(Action item) Whenever the string "this" turns up in a line of the data below, copy that line.

(Information provided)
━━━━

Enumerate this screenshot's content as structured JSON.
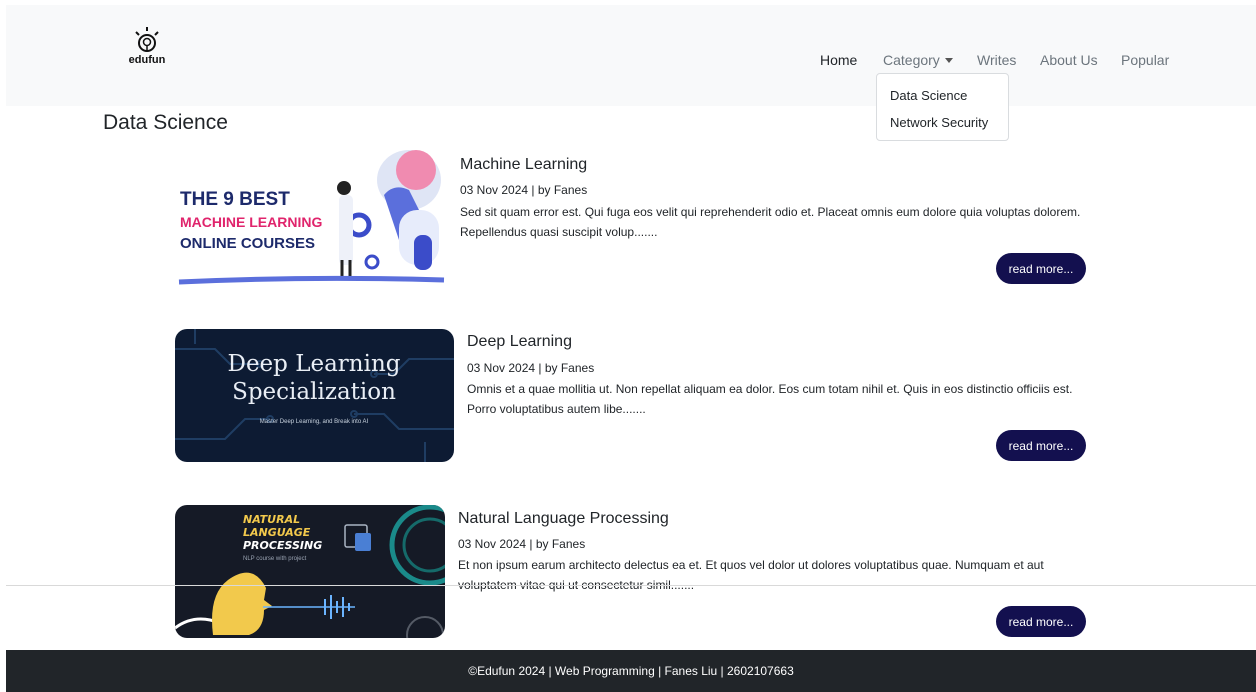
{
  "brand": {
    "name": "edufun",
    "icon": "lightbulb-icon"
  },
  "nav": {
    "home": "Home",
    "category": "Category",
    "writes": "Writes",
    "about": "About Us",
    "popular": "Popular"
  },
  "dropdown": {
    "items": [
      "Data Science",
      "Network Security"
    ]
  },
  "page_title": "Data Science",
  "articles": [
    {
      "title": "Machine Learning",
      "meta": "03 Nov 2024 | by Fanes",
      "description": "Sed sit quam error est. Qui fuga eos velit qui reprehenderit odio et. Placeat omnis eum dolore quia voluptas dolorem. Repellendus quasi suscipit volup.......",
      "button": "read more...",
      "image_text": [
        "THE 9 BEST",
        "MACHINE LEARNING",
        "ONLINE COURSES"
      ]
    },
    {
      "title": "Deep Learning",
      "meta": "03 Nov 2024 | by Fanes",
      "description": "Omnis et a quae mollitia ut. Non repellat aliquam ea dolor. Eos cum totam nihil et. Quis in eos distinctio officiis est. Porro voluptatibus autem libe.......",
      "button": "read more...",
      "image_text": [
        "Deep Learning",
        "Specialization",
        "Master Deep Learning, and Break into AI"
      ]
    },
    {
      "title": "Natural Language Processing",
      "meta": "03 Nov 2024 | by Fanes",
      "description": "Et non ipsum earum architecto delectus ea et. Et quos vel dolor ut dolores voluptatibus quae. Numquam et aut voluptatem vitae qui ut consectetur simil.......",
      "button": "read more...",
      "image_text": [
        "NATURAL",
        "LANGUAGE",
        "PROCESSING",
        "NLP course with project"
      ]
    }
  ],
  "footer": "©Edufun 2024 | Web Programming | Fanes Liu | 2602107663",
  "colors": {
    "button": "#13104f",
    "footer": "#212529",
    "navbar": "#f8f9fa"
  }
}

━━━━

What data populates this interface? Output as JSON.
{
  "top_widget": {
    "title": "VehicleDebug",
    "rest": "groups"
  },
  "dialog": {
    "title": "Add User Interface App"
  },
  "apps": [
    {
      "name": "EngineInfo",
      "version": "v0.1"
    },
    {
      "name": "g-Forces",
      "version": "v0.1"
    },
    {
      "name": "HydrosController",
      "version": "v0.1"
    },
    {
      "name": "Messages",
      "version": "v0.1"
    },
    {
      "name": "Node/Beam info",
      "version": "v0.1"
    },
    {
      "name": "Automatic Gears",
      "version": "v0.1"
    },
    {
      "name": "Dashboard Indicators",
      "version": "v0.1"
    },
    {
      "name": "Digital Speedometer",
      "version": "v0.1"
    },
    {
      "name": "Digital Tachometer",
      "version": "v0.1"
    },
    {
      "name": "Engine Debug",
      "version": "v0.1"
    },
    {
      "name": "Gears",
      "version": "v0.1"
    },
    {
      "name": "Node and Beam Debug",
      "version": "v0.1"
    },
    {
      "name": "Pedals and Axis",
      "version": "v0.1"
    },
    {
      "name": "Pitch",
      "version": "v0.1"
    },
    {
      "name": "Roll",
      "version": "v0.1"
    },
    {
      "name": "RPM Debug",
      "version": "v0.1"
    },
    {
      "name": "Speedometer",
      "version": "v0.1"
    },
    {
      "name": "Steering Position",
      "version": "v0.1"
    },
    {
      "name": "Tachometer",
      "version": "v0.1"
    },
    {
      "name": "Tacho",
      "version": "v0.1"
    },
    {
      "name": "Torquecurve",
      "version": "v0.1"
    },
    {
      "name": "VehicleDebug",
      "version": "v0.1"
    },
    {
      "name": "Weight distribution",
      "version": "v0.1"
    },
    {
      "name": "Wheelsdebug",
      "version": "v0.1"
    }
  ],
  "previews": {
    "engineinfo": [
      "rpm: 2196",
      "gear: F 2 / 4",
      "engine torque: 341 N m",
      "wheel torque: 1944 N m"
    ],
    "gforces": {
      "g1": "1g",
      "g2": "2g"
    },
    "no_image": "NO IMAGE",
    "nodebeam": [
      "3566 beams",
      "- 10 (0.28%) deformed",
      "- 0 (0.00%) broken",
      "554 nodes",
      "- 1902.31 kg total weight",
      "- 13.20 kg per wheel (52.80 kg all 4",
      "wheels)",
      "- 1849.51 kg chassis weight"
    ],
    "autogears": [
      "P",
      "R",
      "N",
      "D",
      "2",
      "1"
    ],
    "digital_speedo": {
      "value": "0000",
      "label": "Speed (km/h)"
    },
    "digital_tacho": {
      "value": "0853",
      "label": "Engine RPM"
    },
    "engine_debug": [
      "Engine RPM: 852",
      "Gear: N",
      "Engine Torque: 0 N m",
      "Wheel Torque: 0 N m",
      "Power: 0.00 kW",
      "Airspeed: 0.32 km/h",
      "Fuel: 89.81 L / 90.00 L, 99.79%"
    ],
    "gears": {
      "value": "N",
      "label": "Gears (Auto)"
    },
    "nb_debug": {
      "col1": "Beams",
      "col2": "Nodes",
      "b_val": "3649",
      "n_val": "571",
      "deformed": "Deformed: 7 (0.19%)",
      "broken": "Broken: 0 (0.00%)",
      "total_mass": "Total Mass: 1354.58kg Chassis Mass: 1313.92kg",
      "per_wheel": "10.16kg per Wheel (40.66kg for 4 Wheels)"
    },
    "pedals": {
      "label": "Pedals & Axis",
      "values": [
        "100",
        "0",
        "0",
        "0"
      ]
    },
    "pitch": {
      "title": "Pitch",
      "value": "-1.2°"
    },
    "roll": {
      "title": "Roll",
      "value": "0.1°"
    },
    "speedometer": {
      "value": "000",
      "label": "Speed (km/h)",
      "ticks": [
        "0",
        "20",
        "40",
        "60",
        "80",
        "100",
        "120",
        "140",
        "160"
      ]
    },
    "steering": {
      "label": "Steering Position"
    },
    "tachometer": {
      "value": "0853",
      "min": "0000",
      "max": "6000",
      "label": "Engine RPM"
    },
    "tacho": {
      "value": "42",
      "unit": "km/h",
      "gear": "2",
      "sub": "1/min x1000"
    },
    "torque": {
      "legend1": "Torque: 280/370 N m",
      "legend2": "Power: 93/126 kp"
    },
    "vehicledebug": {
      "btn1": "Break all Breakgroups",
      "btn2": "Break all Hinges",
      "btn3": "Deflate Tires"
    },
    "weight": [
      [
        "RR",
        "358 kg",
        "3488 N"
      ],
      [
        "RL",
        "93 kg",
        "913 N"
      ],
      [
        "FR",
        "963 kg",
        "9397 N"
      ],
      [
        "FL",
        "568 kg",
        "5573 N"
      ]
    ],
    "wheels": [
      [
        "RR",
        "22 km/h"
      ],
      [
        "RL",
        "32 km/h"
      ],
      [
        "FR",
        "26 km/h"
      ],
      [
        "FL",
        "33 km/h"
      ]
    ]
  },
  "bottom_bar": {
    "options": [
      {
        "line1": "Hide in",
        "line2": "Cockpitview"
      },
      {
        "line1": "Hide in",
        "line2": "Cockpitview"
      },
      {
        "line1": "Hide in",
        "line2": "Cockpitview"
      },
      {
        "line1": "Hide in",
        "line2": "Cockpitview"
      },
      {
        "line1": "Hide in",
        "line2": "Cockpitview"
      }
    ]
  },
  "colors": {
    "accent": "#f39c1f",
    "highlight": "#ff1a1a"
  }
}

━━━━

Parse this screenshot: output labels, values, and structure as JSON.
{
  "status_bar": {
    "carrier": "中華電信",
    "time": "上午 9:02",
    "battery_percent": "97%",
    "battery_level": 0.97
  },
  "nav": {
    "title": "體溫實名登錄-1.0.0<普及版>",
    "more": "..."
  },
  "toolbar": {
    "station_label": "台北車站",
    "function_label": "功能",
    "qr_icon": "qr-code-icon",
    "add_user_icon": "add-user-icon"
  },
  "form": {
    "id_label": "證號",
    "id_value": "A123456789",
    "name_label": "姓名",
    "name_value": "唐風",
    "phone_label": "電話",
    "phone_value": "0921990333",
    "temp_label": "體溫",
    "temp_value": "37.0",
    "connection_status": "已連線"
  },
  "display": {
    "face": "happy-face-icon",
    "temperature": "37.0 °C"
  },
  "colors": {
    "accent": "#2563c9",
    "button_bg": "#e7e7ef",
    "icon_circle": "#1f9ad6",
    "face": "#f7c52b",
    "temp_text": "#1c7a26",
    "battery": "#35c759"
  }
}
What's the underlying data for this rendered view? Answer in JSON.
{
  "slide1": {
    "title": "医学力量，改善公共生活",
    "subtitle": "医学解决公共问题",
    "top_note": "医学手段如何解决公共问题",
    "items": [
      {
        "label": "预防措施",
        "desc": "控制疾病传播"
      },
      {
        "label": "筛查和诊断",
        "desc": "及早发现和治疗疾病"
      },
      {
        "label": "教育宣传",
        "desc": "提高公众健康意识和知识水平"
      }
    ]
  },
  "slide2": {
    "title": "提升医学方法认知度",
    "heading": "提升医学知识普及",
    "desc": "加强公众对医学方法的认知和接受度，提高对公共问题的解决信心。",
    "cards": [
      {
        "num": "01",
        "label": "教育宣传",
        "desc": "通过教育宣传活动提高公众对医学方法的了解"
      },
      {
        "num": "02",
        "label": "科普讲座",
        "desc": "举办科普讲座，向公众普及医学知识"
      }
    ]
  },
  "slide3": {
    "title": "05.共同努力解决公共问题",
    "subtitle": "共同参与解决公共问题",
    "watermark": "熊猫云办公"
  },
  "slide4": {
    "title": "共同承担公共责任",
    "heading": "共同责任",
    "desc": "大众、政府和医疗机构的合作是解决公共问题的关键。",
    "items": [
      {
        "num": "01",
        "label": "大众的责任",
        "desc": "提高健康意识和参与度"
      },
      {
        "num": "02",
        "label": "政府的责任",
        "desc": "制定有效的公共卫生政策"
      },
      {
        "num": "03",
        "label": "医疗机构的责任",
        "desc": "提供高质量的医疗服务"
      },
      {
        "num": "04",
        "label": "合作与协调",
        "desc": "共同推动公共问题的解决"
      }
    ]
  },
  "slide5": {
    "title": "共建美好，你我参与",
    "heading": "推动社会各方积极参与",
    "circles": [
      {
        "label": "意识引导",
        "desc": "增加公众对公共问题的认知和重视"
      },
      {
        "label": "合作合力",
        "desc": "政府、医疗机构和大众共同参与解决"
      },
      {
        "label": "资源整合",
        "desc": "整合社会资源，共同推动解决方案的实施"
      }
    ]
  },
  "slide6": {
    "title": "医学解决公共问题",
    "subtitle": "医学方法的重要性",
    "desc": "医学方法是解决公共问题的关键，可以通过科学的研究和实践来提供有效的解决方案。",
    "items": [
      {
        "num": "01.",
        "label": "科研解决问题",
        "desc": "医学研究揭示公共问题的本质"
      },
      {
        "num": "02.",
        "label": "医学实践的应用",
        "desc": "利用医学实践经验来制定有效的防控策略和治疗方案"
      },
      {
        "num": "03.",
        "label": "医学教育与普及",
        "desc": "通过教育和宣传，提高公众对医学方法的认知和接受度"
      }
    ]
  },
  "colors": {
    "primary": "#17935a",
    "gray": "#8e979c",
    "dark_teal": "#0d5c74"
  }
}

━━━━

(Written response)
Enumerate this screenshot's content as structured JSON.
What data populates this interface? Output as JSON.
Parse this screenshot: output labels, values, and structure as JSON.
What's the underlying data for this rendered view? Answer in JSON.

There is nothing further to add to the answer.